**TASK TO CARRY OUT:**
Once you have read the data below, set it all down again exactly.
'''
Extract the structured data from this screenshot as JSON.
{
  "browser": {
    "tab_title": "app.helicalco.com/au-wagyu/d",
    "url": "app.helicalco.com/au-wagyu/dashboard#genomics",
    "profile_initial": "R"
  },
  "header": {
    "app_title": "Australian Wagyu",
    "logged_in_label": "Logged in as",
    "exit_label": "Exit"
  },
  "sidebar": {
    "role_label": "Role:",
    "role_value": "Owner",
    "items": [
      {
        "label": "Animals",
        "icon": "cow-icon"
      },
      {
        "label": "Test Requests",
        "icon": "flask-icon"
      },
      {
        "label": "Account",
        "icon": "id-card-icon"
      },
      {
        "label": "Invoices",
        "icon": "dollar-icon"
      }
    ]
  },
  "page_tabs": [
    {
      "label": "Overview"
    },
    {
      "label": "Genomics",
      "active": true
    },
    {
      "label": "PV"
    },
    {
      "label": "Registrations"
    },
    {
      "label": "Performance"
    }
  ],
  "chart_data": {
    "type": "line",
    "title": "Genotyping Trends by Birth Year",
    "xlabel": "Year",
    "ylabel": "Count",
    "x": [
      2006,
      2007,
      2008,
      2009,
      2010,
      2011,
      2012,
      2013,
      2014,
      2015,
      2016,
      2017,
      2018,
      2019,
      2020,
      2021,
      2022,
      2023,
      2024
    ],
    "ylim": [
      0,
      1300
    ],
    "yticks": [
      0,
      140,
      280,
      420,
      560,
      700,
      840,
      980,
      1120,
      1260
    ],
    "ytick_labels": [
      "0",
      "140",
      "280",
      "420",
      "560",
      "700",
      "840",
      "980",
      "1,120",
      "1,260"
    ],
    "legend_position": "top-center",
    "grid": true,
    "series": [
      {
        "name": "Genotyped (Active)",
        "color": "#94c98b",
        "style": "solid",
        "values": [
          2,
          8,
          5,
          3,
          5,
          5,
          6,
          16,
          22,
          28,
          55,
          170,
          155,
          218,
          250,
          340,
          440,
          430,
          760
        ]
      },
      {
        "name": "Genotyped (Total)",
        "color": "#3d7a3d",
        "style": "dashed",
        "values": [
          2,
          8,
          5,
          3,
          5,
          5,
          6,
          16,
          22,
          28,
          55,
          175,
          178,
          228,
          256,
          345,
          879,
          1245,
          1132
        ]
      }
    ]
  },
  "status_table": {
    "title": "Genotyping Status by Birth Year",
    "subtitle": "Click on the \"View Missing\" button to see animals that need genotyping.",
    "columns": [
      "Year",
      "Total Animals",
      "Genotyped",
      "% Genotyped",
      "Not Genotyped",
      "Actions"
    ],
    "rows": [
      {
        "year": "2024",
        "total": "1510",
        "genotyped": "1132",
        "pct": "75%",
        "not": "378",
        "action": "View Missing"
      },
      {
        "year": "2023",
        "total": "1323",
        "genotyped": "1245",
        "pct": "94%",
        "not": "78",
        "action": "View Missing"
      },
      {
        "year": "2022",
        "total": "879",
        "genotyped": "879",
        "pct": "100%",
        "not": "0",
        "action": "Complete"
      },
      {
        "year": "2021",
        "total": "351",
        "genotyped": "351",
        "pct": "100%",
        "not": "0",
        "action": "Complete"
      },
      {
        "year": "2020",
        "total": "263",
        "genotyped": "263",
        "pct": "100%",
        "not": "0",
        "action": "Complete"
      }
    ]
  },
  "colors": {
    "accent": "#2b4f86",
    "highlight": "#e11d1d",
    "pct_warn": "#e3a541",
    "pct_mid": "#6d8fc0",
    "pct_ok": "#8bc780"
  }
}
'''
**ANSWER TO THE EXERCISE:**
Extract the structured data from this screenshot as JSON.
{
  "browser": {
    "tab_title": "app.helicalco.com/au-wagyu/d",
    "url": "app.helicalco.com/au-wagyu/dashboard#genomics",
    "profile_initial": "R"
  },
  "header": {
    "app_title": "Australian Wagyu",
    "logged_in_label": "Logged in as",
    "exit_label": "Exit"
  },
  "sidebar": {
    "role_label": "Role:",
    "role_value": "Owner",
    "items": [
      {
        "label": "Animals",
        "icon": "cow-icon"
      },
      {
        "label": "Test Requests",
        "icon": "flask-icon"
      },
      {
        "label": "Account",
        "icon": "id-card-icon"
      },
      {
        "label": "Invoices",
        "icon": "dollar-icon"
      }
    ]
  },
  "page_tabs": [
    {
      "label": "Overview"
    },
    {
      "label": "Genomics",
      "active": true
    },
    {
      "label": "PV"
    },
    {
      "label": "Registrations"
    },
    {
      "label": "Performance"
    }
  ],
  "chart_data": {
    "type": "line",
    "title": "Genotyping Trends by Birth Year",
    "xlabel": "Year",
    "ylabel": "Count",
    "x": [
      2006,
      2007,
      2008,
      2009,
      2010,
      2011,
      2012,
      2013,
      2014,
      2015,
      2016,
      2017,
      2018,
      2019,
      2020,
      2021,
      2022,
      2023,
      2024
    ],
    "ylim": [
      0,
      1300
    ],
    "yticks": [
      0,
      140,
      280,
      420,
      560,
      700,
      840,
      980,
      1120,
      1260
    ],
    "ytick_labels": [
      "0",
      "140",
      "280",
      "420",
      "560",
      "700",
      "840",
      "980",
      "1,120",
      "1,260"
    ],
    "legend_position": "top-center",
    "grid": true,
    "series": [
      {
        "name": "Genotyped (Active)",
        "color": "#94c98b",
        "style": "solid",
        "values": [
          2,
          8,
          5,
          3,
          5,
          5,
          6,
          16,
          22,
          28,
          55,
          170,
          155,
          218,
          250,
          340,
          440,
          430,
          760
        ]
      },
      {
        "name": "Genotyped (Total)",
        "color": "#3d7a3d",
        "style": "dashed",
        "values": [
          2,
          8,
          5,
          3,
          5,
          5,
          6,
          16,
          22,
          28,
          55,
          175,
          178,
          228,
          256,
          345,
          879,
          1245,
          1132
        ]
      }
    ]
  },
  "status_table": {
    "title": "Genotyping Status by Birth Year",
    "subtitle": "Click on the \"View Missing\" button to see animals that need genotyping.",
    "columns": [
      "Year",
      "Total Animals",
      "Genotyped",
      "% Genotyped",
      "Not Genotyped",
      "Actions"
    ],
    "rows": [
      {
        "year": "2024",
        "total": "1510",
        "genotyped": "1132",
        "pct": "75%",
        "not": "378",
        "action": "View Missing"
      },
      {
        "year": "2023",
        "total": "1323",
        "genotyped": "1245",
        "pct": "94%",
        "not": "78",
        "action": "View Missing"
      },
      {
        "year": "2022",
        "total": "879",
        "genotyped": "879",
        "pct": "100%",
        "not": "0",
        "action": "Complete"
      },
      {
        "year": "2021",
        "total": "351",
        "genotyped": "351",
        "pct": "100%",
        "not": "0",
        "action": "Complete"
      },
      {
        "year": "2020",
        "total": "263",
        "genotyped": "263",
        "pct": "100%",
        "not": "0",
        "action": "Complete"
      }
    ]
  },
  "colors": {
    "accent": "#2b4f86",
    "highlight": "#e11d1d",
    "pct_warn": "#e3a541",
    "pct_mid": "#6d8fc0",
    "pct_ok": "#8bc780"
  }
}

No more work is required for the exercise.